**DATA EXTRACTS:**
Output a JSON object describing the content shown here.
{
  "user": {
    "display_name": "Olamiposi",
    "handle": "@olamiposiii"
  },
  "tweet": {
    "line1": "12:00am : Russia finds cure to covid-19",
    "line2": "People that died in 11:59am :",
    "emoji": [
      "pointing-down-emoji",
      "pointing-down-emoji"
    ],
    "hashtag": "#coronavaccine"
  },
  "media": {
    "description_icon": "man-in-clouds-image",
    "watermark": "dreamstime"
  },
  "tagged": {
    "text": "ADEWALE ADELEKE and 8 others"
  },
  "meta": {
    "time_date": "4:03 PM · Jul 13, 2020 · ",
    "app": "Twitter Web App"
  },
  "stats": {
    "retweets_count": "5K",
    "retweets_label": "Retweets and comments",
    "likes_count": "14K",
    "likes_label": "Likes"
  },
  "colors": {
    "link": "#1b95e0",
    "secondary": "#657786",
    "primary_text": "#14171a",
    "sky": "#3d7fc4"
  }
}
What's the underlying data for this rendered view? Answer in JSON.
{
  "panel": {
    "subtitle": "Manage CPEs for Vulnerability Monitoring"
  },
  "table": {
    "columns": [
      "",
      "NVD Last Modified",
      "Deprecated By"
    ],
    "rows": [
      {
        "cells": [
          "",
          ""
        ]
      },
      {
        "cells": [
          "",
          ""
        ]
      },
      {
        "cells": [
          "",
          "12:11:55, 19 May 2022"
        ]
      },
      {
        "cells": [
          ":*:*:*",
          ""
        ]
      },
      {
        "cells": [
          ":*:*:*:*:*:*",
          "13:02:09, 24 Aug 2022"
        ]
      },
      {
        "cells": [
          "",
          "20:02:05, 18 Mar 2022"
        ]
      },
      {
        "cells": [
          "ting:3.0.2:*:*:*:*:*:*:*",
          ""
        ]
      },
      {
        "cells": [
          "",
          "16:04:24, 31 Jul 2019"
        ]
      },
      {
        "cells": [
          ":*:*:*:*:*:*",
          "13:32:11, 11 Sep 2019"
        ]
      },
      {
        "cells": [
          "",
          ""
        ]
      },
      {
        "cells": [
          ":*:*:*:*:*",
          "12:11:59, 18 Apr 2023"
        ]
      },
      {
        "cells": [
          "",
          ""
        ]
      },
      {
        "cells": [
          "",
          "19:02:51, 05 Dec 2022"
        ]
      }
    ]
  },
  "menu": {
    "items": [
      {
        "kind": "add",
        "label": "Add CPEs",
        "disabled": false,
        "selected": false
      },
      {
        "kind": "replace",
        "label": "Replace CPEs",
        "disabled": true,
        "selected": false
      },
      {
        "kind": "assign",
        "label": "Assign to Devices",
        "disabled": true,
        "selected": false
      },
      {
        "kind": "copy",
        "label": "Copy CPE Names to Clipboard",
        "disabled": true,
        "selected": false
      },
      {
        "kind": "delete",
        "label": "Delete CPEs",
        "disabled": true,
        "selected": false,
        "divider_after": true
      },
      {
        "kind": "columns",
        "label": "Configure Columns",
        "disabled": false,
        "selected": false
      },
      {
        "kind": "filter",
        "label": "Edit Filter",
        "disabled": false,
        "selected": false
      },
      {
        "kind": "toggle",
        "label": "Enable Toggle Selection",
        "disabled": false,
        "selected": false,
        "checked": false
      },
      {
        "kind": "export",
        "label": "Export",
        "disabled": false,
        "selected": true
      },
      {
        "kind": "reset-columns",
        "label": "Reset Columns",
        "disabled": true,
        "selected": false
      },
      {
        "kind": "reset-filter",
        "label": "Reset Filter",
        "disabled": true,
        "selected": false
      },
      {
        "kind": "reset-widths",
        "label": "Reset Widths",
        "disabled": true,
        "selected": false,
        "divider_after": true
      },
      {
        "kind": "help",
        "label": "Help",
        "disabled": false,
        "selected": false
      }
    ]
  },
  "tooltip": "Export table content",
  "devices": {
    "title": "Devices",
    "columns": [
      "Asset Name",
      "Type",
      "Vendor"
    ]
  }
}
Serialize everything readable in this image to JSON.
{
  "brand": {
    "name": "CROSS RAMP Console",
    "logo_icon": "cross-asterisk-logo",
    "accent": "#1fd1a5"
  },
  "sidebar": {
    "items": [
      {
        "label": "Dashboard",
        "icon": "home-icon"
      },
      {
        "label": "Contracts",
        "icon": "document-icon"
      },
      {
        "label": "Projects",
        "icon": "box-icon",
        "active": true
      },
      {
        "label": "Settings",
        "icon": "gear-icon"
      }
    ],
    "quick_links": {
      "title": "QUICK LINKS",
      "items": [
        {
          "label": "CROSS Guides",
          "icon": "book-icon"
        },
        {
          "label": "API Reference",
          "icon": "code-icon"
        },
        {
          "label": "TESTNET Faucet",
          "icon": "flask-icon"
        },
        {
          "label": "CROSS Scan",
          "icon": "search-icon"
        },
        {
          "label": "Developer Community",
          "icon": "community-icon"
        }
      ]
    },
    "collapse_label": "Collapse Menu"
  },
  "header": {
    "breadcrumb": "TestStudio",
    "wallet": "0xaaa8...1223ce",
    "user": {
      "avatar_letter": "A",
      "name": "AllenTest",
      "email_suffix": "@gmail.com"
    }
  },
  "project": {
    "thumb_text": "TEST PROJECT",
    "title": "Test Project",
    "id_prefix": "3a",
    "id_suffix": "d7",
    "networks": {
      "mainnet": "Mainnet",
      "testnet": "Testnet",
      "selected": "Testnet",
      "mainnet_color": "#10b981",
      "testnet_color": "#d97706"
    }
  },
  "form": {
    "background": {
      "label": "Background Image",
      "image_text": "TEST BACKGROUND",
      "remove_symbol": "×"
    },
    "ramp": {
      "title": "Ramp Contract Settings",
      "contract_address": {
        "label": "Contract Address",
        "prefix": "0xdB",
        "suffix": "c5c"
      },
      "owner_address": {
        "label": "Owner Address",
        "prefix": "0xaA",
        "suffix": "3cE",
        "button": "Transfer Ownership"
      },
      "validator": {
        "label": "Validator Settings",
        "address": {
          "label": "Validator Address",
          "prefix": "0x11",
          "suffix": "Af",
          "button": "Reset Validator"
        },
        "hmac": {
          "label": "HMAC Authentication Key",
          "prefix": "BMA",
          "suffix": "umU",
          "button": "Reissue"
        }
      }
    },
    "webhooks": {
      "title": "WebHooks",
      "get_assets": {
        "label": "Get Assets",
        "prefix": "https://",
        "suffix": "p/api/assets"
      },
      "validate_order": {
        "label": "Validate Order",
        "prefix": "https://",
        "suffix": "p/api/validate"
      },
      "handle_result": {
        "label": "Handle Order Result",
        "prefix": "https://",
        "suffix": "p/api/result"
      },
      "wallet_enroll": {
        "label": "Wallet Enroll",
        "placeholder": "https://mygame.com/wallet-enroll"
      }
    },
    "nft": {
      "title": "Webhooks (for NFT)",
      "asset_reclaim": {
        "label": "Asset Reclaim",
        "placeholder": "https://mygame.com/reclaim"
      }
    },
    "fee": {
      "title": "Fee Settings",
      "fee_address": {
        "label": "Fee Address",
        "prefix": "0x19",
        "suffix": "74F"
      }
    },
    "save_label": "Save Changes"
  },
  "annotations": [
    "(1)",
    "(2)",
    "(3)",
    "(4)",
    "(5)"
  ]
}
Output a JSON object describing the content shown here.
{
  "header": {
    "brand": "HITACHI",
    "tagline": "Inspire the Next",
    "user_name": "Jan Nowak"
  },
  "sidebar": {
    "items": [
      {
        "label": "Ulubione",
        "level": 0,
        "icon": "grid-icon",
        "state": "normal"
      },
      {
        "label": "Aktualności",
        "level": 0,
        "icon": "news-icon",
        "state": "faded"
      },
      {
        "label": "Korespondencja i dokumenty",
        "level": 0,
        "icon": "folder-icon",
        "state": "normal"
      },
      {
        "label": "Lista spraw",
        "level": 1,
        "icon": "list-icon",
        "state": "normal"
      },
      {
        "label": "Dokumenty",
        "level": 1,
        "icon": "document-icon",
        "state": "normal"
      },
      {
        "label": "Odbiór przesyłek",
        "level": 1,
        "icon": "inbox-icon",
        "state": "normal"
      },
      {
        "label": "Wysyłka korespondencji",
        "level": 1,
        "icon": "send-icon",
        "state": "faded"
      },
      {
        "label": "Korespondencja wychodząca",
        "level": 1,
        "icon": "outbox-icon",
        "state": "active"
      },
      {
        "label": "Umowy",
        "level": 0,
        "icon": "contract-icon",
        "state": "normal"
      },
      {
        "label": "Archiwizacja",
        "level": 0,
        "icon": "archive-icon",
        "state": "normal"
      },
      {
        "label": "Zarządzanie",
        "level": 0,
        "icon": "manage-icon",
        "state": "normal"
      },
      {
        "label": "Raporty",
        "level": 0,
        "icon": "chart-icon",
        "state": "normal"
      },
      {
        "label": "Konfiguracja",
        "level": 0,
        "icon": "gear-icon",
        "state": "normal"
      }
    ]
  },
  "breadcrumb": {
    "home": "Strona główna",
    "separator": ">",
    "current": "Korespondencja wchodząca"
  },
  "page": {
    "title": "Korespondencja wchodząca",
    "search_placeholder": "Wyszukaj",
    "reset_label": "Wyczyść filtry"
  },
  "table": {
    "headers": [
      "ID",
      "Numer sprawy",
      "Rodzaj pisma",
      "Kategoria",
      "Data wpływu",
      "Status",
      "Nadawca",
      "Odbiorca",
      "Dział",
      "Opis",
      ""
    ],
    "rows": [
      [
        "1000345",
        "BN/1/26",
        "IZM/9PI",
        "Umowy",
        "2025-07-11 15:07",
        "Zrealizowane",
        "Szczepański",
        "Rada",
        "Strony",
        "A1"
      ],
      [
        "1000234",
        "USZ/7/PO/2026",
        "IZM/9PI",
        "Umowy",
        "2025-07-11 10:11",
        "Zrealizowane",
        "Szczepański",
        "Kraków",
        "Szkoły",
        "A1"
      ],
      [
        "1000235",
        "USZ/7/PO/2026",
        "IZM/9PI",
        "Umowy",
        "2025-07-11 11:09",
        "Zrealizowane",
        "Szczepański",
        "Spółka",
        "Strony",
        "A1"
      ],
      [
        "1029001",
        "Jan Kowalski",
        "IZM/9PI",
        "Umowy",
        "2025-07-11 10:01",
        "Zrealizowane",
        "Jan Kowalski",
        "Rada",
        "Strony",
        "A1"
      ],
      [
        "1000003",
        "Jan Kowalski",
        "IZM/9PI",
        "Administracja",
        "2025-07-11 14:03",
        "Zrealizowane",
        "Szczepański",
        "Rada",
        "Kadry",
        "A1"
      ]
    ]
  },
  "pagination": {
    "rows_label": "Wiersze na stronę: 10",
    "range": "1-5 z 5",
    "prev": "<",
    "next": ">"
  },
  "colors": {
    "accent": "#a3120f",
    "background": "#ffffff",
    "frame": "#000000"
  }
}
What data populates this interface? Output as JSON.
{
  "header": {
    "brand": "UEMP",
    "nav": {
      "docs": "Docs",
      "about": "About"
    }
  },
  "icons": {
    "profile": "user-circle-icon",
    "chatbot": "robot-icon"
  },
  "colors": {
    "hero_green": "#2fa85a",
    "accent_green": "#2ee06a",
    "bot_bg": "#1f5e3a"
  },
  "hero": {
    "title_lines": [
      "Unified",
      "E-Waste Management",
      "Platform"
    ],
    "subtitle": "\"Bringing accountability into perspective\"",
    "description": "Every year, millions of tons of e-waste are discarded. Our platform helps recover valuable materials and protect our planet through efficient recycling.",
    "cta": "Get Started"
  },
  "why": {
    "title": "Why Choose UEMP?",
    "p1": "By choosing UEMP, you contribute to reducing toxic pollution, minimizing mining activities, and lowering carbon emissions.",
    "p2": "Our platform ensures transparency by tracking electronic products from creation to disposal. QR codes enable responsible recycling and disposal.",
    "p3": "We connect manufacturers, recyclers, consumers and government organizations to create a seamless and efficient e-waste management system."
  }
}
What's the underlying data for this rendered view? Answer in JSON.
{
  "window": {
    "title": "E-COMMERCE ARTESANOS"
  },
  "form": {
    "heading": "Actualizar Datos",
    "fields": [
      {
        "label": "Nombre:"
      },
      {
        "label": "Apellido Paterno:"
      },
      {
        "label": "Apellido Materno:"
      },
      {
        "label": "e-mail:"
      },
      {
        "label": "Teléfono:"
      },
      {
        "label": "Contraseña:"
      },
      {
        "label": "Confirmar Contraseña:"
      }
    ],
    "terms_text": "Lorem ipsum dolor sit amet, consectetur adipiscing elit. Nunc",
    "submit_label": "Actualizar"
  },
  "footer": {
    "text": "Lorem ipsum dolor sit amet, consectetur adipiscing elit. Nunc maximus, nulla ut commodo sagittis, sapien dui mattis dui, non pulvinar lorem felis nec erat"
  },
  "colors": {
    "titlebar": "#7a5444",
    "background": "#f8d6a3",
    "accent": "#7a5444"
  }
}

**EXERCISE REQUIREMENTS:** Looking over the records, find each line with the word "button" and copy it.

**RESPONSE TO THE TASK:**
        "button": "Transfer Ownership"
          "button": "Reset Validator"
          "button": "Reissue"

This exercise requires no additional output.